“You can’t talk to a business today that doesn’t say they can’t get the people they want,” Eaton said. “They have a need, but they don’t have the ‘ready’ person. Or they have the ‘ready’ person, but not the job. We try to create a ‘ready’ pool, and making youth aware of the opportunities available to them is a big part of that.”
There are plenty of smart students who don’t “show smart” in a typical high school or college classroom setting, she said. “School wasn’t there thing, but you focus on hands-on learning, short-cycle training and focused education, and it starts to click,” Eaton said. “This isn’t months of training, it’s days and weeks. You get them on the job and once they’re on the job, you could do something like an apprenticeship or get more training. But the initial focus starts with engaging them.”
She recalled three high school seniors in Bemidji who turned 18 during the school year and dropped out. “They figured they didn’t have to go to school anymore,” she said. All three, with MI2’s help, are now working. “One kid started at $13.50 an hour,” Eaton said. “A year later, he’s making $21.50 and he can’t believe it.”
Eaton stressed that she’s not “knocking higher education.” Instead, it’s about “making the right connection at the right level.”
With the 60 percent unemployment rate on the Red Lake Reservation near Bemidji, Eaton said there’s a place in MI2 for people who have “lost their way” and have legal issues. “We work with what we call friendly companies, who will take someone with some training into an entry-level job,” she said. “They employ people who have gone in a bad direction for whatever reason and are ready to go in a different direction.”

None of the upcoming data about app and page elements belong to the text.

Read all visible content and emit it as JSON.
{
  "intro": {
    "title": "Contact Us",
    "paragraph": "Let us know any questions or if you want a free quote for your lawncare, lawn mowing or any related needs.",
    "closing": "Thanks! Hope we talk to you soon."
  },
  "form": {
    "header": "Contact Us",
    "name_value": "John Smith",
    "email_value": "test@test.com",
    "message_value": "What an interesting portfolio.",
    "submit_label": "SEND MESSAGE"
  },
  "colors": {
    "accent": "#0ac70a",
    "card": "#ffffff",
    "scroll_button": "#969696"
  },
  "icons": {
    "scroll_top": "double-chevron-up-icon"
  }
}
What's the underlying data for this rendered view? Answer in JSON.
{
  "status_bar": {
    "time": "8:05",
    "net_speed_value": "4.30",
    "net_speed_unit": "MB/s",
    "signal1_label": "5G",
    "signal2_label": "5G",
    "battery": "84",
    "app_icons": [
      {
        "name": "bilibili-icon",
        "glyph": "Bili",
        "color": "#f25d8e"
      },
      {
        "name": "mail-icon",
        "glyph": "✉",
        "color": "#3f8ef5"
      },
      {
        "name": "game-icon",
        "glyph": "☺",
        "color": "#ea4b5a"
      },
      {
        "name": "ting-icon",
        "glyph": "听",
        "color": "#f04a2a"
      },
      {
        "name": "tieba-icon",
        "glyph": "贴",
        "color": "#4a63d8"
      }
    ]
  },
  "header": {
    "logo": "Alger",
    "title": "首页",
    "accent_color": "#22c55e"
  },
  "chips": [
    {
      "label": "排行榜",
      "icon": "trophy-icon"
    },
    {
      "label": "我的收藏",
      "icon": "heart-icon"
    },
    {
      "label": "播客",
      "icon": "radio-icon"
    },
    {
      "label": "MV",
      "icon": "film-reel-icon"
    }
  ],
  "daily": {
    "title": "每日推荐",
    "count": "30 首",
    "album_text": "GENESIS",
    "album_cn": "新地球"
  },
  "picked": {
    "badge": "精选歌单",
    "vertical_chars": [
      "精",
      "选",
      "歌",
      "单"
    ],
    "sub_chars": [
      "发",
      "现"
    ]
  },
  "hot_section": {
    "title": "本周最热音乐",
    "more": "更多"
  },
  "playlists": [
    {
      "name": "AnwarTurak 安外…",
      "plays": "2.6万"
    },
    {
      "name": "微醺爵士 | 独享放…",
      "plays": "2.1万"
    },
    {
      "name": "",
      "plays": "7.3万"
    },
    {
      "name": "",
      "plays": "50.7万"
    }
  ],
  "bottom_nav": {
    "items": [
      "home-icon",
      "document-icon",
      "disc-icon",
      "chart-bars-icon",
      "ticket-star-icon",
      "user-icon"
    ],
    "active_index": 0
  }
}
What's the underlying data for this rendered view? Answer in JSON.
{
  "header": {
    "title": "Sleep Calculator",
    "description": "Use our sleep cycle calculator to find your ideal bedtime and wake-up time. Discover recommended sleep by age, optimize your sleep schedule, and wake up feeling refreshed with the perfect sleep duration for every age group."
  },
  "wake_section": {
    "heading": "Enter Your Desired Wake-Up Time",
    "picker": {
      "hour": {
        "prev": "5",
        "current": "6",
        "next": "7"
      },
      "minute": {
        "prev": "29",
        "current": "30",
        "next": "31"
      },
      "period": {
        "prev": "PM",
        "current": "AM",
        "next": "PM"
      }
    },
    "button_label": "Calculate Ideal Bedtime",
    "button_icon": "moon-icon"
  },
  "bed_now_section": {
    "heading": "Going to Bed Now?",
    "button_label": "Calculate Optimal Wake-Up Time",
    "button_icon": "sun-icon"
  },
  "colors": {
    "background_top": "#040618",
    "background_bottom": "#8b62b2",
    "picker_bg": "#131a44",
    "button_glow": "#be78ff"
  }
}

MI2 can help with current and evening longtime workers who are faced with mastering ever-changing new technologies on the job. “Plant managers report seeing the fear in the eyes of people,” Eaton said. “They’re supposed to automatically know how to manage it and how to keep up with this tech curve that keeps going up. We’ll work with that company on what needs to be learned.”
Do something here?
Hoiseth was pumped by what Eaton had to say.
“Very, very exciting things are happening, and it’s my belief that with a proven track record, Crookston will capitalize on a partnership derived by working with MI2,” he told the Times after Tuesday’s meeting. “I have already used this resource in the recruitment efforts of a couple of companies looking to locate in Crookston.”
Crookston’s narrative needs to tout its strong work ethic, but also that it has an “ample pipeline” of skilled labor that is being readied and available, Hoiseth said.
The next step will be to identify a funding source and tap into it. Interest paid on the $300,000 loan to Dee, Inc. is a great place to explore first, he said.
“One of the companies that stands to gain the most from such partnerships would be none other than Dee, Inc.,” Hoiseth said. “Thus, their dollars coming to CHEDA in the form of interest would be deployed right back into addressing our overall and their specific, local workforce development needs. That’s a real win-win.”